Shadows loom indistinct and distorted.
Usually, they are pinpricks of light in the dark; tonight, they are halos of white in the mist.
On the inside looking out.
It's so dark out here. Dark and wet, just thin halos of light to see by. We can't risk turning on flashlights, or the enemy may see us. We could be right on top of them, and we may never know it.
We'll never be ready for this. We shouldn't be here now. We're untrained, our equipment is sub-par, we're all too nervous and jumpy. We have two people (maybe three -- no one can remember for sure) on the inside who are supposed to give us a signal when we can attack, but we haven't heard from them in a while.
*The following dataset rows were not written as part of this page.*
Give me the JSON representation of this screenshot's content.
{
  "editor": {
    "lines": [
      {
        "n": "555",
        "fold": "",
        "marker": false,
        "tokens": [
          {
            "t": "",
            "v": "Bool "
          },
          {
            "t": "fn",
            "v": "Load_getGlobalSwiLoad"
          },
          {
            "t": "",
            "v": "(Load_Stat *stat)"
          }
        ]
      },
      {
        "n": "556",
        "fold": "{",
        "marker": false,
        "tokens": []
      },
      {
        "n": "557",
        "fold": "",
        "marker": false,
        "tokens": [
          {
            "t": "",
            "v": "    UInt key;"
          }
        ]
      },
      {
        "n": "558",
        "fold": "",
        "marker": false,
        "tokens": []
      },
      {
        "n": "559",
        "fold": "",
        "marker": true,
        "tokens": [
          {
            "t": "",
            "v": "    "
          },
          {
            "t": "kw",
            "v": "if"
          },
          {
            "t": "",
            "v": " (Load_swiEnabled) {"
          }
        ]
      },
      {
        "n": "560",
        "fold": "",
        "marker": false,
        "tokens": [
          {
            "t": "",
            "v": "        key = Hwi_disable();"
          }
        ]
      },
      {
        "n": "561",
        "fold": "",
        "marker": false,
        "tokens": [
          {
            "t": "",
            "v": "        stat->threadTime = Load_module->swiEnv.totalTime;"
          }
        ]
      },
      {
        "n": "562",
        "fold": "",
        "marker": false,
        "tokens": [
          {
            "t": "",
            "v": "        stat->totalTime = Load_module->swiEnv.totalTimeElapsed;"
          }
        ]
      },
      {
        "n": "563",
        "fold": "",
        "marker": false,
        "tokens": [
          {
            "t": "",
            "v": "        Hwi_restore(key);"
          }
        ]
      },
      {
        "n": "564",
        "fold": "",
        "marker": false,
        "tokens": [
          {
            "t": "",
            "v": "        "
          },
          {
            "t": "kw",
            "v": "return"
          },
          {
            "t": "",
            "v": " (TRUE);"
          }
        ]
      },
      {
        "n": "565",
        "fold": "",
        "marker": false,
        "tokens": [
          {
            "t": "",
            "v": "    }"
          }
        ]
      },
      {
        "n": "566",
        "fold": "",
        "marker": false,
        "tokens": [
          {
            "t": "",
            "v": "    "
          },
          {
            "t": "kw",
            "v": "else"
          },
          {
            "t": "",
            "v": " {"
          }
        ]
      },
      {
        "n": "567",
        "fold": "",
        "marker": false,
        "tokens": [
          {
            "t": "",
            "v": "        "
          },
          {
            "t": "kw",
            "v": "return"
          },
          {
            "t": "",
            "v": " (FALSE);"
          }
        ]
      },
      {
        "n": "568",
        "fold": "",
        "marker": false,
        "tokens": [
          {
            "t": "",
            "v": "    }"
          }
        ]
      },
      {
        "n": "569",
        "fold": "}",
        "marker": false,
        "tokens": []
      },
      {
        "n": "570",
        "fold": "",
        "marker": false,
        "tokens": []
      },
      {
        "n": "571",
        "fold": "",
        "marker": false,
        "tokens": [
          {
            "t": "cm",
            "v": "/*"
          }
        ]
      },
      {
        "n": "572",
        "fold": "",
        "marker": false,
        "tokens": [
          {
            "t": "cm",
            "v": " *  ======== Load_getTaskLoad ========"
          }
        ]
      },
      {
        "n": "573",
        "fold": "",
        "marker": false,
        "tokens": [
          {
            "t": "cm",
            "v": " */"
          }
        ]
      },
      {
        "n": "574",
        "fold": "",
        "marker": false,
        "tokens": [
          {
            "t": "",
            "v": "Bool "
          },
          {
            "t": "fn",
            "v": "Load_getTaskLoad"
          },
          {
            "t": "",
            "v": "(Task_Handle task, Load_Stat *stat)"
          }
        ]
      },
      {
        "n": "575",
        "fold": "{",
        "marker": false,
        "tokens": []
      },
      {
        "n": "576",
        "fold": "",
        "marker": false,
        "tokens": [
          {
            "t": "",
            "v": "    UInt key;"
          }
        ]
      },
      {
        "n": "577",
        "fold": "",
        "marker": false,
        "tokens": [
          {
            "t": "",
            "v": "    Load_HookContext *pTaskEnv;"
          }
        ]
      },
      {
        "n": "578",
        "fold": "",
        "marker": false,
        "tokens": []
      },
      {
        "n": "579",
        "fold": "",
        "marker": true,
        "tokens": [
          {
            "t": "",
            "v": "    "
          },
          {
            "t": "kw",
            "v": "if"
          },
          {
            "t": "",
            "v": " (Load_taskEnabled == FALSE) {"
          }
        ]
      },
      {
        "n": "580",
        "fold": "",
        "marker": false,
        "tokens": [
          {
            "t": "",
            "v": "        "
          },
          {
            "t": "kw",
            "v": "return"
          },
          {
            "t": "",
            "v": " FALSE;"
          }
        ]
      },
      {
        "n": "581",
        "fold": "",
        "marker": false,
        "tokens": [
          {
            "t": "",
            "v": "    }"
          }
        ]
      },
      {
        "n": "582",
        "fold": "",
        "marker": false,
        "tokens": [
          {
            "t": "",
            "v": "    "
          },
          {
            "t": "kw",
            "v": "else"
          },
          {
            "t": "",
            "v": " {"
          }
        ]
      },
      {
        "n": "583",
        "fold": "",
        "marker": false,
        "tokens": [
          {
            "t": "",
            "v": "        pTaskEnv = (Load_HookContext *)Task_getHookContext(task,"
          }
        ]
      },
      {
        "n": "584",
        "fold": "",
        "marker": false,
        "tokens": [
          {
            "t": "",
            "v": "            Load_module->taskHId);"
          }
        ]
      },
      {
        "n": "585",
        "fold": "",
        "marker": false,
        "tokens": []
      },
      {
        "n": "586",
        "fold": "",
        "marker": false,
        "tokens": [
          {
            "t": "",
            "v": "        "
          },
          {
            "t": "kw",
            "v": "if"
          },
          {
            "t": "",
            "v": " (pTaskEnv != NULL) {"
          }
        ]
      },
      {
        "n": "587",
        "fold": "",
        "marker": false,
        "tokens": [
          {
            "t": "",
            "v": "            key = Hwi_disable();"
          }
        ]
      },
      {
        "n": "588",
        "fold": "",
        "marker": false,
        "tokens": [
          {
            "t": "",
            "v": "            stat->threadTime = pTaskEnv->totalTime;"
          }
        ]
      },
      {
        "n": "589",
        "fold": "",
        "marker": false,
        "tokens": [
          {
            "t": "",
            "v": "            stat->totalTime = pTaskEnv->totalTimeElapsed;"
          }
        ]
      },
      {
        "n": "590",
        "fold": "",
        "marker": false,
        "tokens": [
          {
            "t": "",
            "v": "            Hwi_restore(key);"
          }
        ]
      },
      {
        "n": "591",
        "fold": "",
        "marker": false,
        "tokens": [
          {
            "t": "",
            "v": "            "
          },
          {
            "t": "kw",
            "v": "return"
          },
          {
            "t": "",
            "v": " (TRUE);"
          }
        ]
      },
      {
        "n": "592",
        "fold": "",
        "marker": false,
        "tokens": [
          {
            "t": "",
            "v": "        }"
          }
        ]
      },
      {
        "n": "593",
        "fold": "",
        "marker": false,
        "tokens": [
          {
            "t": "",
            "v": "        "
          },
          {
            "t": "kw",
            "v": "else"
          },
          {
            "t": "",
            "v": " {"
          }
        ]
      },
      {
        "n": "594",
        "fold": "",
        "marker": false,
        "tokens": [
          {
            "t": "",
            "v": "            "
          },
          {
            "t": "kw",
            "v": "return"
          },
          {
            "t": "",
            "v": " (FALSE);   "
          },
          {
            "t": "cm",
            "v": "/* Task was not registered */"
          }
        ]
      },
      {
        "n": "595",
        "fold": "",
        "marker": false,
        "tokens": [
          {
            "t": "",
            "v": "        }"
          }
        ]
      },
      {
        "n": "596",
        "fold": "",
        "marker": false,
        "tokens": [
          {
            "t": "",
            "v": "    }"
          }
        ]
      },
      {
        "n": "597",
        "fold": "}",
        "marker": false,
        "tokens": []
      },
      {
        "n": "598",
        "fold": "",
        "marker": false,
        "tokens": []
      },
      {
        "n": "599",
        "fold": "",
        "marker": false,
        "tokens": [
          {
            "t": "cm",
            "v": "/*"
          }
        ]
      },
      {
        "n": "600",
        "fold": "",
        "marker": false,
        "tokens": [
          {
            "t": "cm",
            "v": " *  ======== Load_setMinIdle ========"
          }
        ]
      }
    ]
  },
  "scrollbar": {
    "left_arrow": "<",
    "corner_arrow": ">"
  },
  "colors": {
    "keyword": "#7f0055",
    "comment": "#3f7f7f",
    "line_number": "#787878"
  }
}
No one knows if they're still on our side, if they're still alive, if they still remember us. Bad enough we're soaked to the bone, but the damp fog clings to us like glue. What I wouldn't give for an honest rain. We'd still be wet, but we wouldn't be sticky and uncomfortable. Just a regular rain. Anything but the fog.
Sometimes I forget why we're here. I know it's an important cause. I know we have to lead the revolt. We have to resist those who would oppress the people. We have to be prepared to kill and die for the sake of freedom. Or for the sake of something. For the sake of resistance. To resist is to conquer. That's what they taught us in training camp.
I've got my ammo stored in plastic wrap to keep it dry. I've taped plastic sandwich bags over the barrel of my rifle to keep the moisture out. Everyone else in my unit has done the same thing. I have no idea if this stuff will work. I can't remember if I've ever shot a gun in my life. I can't remember if any of us have.
Our sentry says they've changed the guards outside the gate. He says he thinks he recognized one of the guards as our former commander. But he's not sure. Was he one of our spies on the inside? If he's a guard, is it to help us in the attack? Is he opposed to us now? Will he remember us at all? (I thought one of my fellow squadmates was the commander. He says he's just the cook. I don't think I've ever seen him cook anything.)
I don't know what we're doing here. I'm tired of all the waiting, all the fear of impending battle, all the worry about when we attack. If we attack. I wish I knew what we'd find in the city -- other soldiers, civilians, emptiness. Military installations, train depots, deserted buildings. Something, anything, nothing.
As long as there's no water. No fountains, no ponds, no lakes.
I'm tired of the water. I'm tired of the water.
"I'm somewhat tired", he said.
Expecting to find a train station or a secluded pond.